Anyone may probably cite a dozen major or less major names in Armenian literature who became victims of the genocide of 1915. Even among scholars, however, the name of Armen Dorian probably does not ring a bell. At the age of 23, he was one of the youngest writers to be caught in the roundup of April 23-24 and sent to death.
He was born Hrachia Surenian on January 28, 1892 in the city of Skopje, the current capital of the Republic of Macedonia. At the time, his birthplace was still part of the Ottoman Empire. His father was a contractor of roads and bridges.
There was no Armenian community and no school there. Hrachia first studied at a local Greek school and then at the French school of Manastir (current Bitola, also in Macedonia). The family later moved to Constantinople, where the future poet received his higher education at the Mekhitarist School of Pangalti, which belonged to the Viennese branch of the congregation. He graduated in 1911 and traveled to France, where he continued his studies at the Sorbonne.

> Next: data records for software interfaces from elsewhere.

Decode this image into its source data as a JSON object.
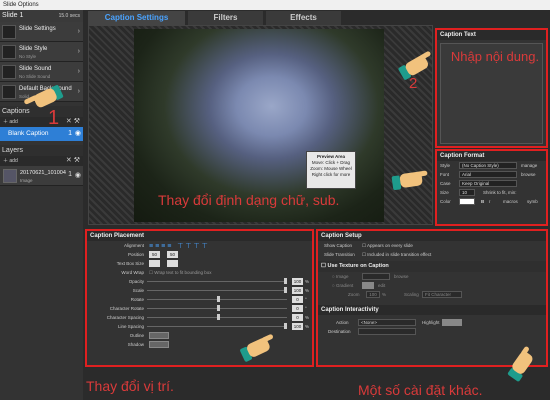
{
  "window_title": "Slide Options",
  "left": {
    "slide_title": "Slide 1",
    "duration": "15.0 secs",
    "settings": [
      {
        "label": "Slide Settings",
        "sub": ""
      },
      {
        "label": "Slide Style",
        "sub": "No Style"
      },
      {
        "label": "Slide Sound",
        "sub": "No Slide Sound"
      },
      {
        "label": "Default Background",
        "sub": "Solid"
      }
    ],
    "captions_header": "Captions",
    "captions_add": "add",
    "caption_item": {
      "label": "Blank Caption",
      "num": "1"
    },
    "layers_header": "Layers",
    "layers_add": "add",
    "layer_item": {
      "label": "20170621_101004",
      "sub": "Image",
      "num": "1"
    }
  },
  "tabs": [
    {
      "label": "Caption Settings",
      "active": true
    },
    {
      "label": "Filters",
      "active": false
    },
    {
      "label": "Effects",
      "active": false
    }
  ],
  "preview": {
    "area_title": "Preview Area",
    "area_lines": [
      "Move: Click + Drag",
      "Zoom: Mouse Wheel",
      "Right click for more"
    ]
  },
  "caption_text": {
    "header": "Caption Text",
    "note": "Nhập nội dung."
  },
  "caption_format": {
    "header": "Caption Format",
    "style_label": "Style",
    "style_value": "(No Caption Style)",
    "style_btn": "manage",
    "font_label": "Font",
    "font_value": "Arial",
    "font_btn": "browse",
    "case_label": "Case",
    "case_value": "Keep Original",
    "size_label": "Size",
    "size_value": "10",
    "shrink_label": "Shrink to fit, min:",
    "color_label": "Color",
    "macro_label": "macros",
    "symbols_label": "symb"
  },
  "caption_placement": {
    "header": "Caption Placement",
    "alignment": "Alignment",
    "position_label": "Position",
    "pos_x": "50",
    "pos_y": "50",
    "textbox_label": "Text Box Size",
    "box_w": "",
    "box_h": "",
    "wordwrap_label": "Word Wrap",
    "wordwrap_option": "Wrap text to fit bounding box",
    "rows": [
      {
        "label": "Opacity",
        "value": "100",
        "unit": "%"
      },
      {
        "label": "Scale",
        "value": "100",
        "unit": "%"
      },
      {
        "label": "Rotate",
        "value": "0",
        "unit": "°"
      },
      {
        "label": "Character Rotate",
        "value": "0",
        "unit": "°"
      },
      {
        "label": "Character Spacing",
        "value": "0",
        "unit": "%"
      },
      {
        "label": "Line Spacing",
        "value": "100",
        "unit": "%"
      }
    ],
    "outline_label": "Outline",
    "shadow_label": "Shadow"
  },
  "caption_setup": {
    "header": "Caption Setup",
    "show_caption": "Show Caption",
    "appears_every": "Appears on every slide",
    "slide_transition": "Slide Transition",
    "included_transition": "Included in slide transition effect",
    "use_texture": "Use Texture on Caption",
    "image_label": "Image",
    "browse": "browse",
    "gradient_label": "Gradient",
    "add": "edit",
    "zoom_label": "Zoom",
    "zoom_value": "100",
    "zoom_unit": "%",
    "scaling_label": "Scaling",
    "scaling_value": "Fit Character"
  },
  "caption_interactivity": {
    "header": "Caption Interactivity",
    "action_label": "Action",
    "action_value": "<None>",
    "highlight_label": "Highlight",
    "destination_label": "Destination"
  },
  "annotations": {
    "step1": "1",
    "step2": "2",
    "preview_note": "Thay đổi định dạng chữ, sub.",
    "placement_note": "Thay đổi vị trí.",
    "other_note": "Một số cài đặt khác."
  },
  "colors": {
    "accent": "#2e7fd6",
    "highlight_border": "#e02020",
    "annotation_text": "#d93a3a",
    "cuff": "#1e9c8c"
  }
}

It is not clear why and when he took his literary name. When in Paris, he joined the French literary scene and founded the French newspaper L'Arène in 1912. Filled with dynamic and progressive ideas in poetry, he followed the current known as “paroxyste,” first proposed by poet Nicolas Beaudoin (1881-1960) in 1911, which was a French correlative to another avant-garde movement, futurism. He also published poetry booklets.
As immersed as he was in French literature, Dorian did not leave aside his Armenian roots. He wrote and published both in French and in Armenian, and did not sever his links with the Armenian literary life in Constantinople.

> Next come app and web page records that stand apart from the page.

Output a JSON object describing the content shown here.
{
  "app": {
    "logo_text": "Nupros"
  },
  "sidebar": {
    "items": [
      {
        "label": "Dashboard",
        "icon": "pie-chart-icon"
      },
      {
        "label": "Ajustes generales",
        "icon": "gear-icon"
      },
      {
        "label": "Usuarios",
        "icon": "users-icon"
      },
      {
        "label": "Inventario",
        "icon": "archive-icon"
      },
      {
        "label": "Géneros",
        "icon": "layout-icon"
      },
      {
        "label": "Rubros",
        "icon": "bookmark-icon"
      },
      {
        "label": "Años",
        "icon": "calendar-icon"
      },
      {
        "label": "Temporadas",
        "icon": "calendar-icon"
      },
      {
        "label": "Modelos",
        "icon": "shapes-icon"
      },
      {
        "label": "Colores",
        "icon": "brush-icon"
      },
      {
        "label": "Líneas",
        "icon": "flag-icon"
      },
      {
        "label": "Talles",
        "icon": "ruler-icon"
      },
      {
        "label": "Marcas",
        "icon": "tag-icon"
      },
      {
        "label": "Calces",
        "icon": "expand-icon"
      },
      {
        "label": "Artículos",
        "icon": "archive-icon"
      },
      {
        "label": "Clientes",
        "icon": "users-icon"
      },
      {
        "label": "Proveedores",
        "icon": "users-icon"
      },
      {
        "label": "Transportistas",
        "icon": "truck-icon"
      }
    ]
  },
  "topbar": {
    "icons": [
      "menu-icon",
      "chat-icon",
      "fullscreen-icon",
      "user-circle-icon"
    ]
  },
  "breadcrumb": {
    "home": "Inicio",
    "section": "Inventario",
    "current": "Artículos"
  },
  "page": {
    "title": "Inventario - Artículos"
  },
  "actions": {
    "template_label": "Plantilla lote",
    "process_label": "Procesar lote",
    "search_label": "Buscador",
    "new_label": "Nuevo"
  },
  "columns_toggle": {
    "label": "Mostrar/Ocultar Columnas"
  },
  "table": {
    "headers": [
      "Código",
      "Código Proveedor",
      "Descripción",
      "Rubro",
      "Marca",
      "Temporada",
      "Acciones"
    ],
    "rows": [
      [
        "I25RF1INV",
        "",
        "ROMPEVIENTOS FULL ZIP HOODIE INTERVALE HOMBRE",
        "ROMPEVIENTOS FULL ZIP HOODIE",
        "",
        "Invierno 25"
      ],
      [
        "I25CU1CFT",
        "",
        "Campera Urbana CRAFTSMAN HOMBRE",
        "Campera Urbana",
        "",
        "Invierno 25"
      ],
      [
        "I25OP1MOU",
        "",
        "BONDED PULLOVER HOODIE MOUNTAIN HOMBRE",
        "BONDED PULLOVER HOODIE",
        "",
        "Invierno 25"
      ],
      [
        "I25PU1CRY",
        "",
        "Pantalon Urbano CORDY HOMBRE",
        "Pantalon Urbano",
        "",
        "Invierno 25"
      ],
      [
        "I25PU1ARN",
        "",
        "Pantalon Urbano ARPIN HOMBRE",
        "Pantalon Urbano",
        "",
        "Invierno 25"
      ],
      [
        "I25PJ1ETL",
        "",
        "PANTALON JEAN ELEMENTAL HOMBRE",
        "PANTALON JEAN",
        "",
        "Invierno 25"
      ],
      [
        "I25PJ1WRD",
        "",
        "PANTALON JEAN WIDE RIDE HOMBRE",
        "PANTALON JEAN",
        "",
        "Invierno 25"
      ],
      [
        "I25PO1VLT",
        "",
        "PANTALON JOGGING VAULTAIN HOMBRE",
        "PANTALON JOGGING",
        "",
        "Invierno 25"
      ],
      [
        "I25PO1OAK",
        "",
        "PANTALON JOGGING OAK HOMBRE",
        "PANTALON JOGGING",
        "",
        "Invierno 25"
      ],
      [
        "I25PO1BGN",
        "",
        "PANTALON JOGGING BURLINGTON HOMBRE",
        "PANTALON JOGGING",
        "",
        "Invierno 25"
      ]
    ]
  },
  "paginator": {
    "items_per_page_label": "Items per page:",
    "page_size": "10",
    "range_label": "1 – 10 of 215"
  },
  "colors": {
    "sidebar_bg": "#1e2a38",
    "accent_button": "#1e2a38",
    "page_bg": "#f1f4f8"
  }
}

Immediately after his graduation in 1914, he received an invitation to return to Constantinople as headmaster in his alma mater, the Mekhitarist School of Pangalti. He also taught in four other schools, and contributed to local journals with Armenian and French poems. He was arrested at the Modern School in the night of April 24, 1915.
Armen Dorian, together with some 150 people, including poets Taniel Varoujan and Roupen Sevag, among others, was initially sent to Çankırı. Thirty exiles were able to return to Constantinople in one way or another. From the remaining hundred and twenty, in June 1915 a first caravan of 52 people was dispatched with destination to Deir-er-Zor. One of the fifteen survivors of the entire group of 120, Mikayel Shamdanjian, wrote: “At the time, we were not familiar with that name. From the first caravan, only the Protestant bookseller Baronian, as the result of petitions, was excluded and returned to Constantinople. All the other comrades, including the promising and pleasant Armen Dorian, went to become the victims of the roads of Elbistan. . . . Armen Dorian became part of the first caravan because, as someone who had absorbed French humor, was dazzling and had always a song in his lips.”

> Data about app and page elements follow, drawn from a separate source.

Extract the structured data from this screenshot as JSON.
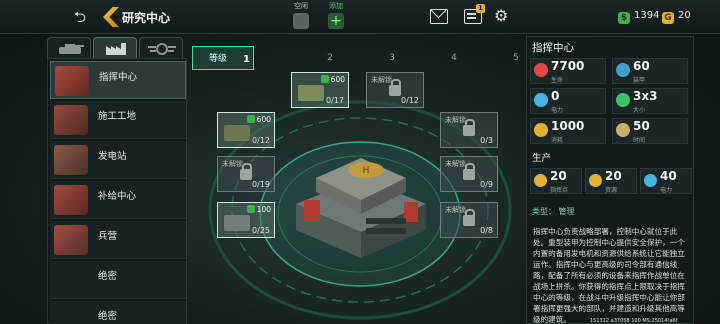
{
  "header": {
    "title": "研究中心",
    "slot1": "空闲",
    "slot2": "添加",
    "badge": "1"
  },
  "currency": {
    "cash": "1394",
    "gold": "20"
  },
  "levels": {
    "current_label": "等级",
    "current": "1",
    "next": [
      "2",
      "3",
      "4",
      "5"
    ]
  },
  "buildings": [
    {
      "name": "指挥中心",
      "color": "#9b3a2e"
    },
    {
      "name": "施工工地",
      "color": "#7a3a30"
    },
    {
      "name": "发电站",
      "color": "#6e4a38"
    },
    {
      "name": "补给中心",
      "color": "#7d3a33"
    },
    {
      "name": "兵营",
      "color": "#7b3c34"
    },
    {
      "name": "绝密",
      "color": ""
    },
    {
      "name": "绝密",
      "color": ""
    }
  ],
  "cards": {
    "locked_label": "未解锁",
    "c1": {
      "cost": "600",
      "count": "0/17"
    },
    "c2": {
      "count": "0/12"
    },
    "c3": {
      "cost": "600",
      "count": "0/12"
    },
    "c4": {
      "count": "0/3"
    },
    "c5": {
      "count": "0/19"
    },
    "c6": {
      "count": "0/9"
    },
    "c7": {
      "cost": "100",
      "count": "0/25"
    },
    "c8": {
      "count": "0/8"
    }
  },
  "panel": {
    "title": "指挥中心",
    "stats": [
      {
        "value": "7700",
        "label": "生命",
        "color": "#e04848"
      },
      {
        "value": "60",
        "label": "装甲",
        "color": "#3fa0c8"
      },
      {
        "value": "0",
        "label": "电力",
        "color": "#46b6e0"
      },
      {
        "value": "3x3",
        "label": "大小",
        "color": "#3fc26a"
      },
      {
        "value": "1000",
        "label": "消耗",
        "color": "#e0b238"
      },
      {
        "value": "50",
        "label": "时间",
        "color": "#c9b068"
      }
    ],
    "production_title": "生产",
    "production": [
      {
        "value": "20",
        "label": "指挥点",
        "color": "#e0b238"
      },
      {
        "value": "20",
        "label": "资源",
        "color": "#e0b238"
      },
      {
        "value": "40",
        "label": "电力",
        "color": "#46b6e0"
      }
    ],
    "type_label": "类型： 管理",
    "description": "指挥中心负责战略部署，控制中心就位于此处。重型装甲为控制中心提供安全保护，一个内置的备用发电机和资源供给系统让它能独立运作。指挥中心与更高级的司令部有通信线路，配备了所有必须的设备来指挥作战单位在战场上拼杀。你获得的指挥点上限取决于指挥中心的等级，在战斗中升级指挥中心能让你部署指挥更强大的部队，并建造和升级其他高等级的建筑。"
  },
  "footer": "151312 a37058 100 MS:25014!a6f"
}
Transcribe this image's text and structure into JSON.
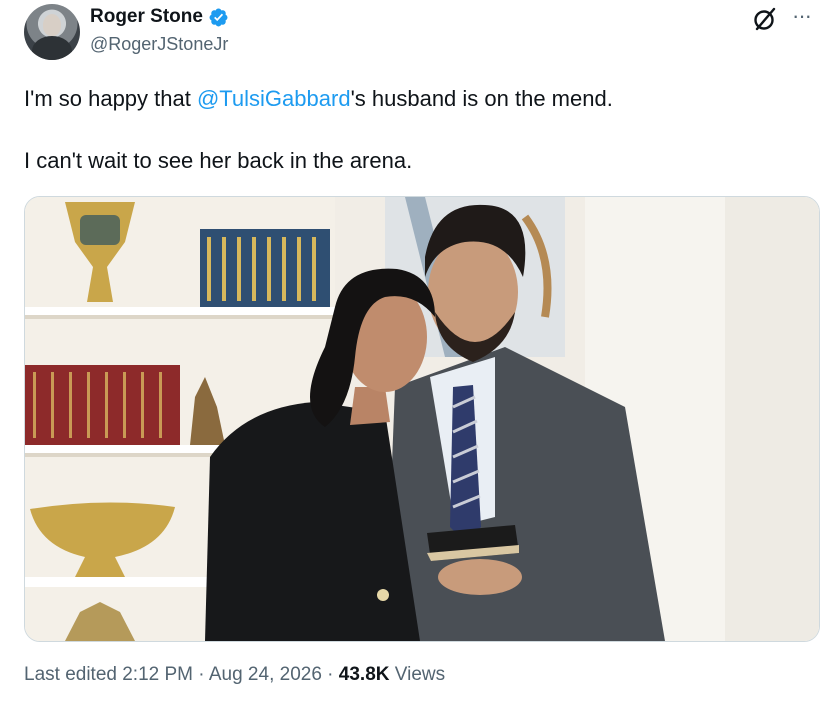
{
  "author": {
    "display_name": "Roger Stone",
    "handle": "@RogerJStoneJr",
    "verified": true,
    "avatar_icon": "avatar-photo"
  },
  "header_icons": [
    "grok-icon",
    "more-options-icon"
  ],
  "more_glyph": "···",
  "tweet": {
    "line1_before": "I'm so happy that ",
    "mention": "@TulsiGabbard",
    "line1_after": "'s husband is on the mend.",
    "line2": "I can't wait to see her back in the arena."
  },
  "media": {
    "type": "photo",
    "icon": "tweet-photo"
  },
  "footer": {
    "edited_label": "Last edited 2:12 PM",
    "separator": " · ",
    "date": "Aug 24, 2026",
    "views_count": "43.8K",
    "views_label": " Views"
  },
  "colors": {
    "accent": "#1d9bf0",
    "text": "#0f1419",
    "secondary": "#536471",
    "border": "#cfd9de"
  }
}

Dorian’s poetry has remained dispersed in the Armenian and French journals of the time. Other poems were posthumously published in the Armenian press. His brother Zenob Surenian, who had settled in Austria, in 1931 published a small collection of poetry entitled Un poète français d’origine arménienne (A French Poet of Armenian Origin).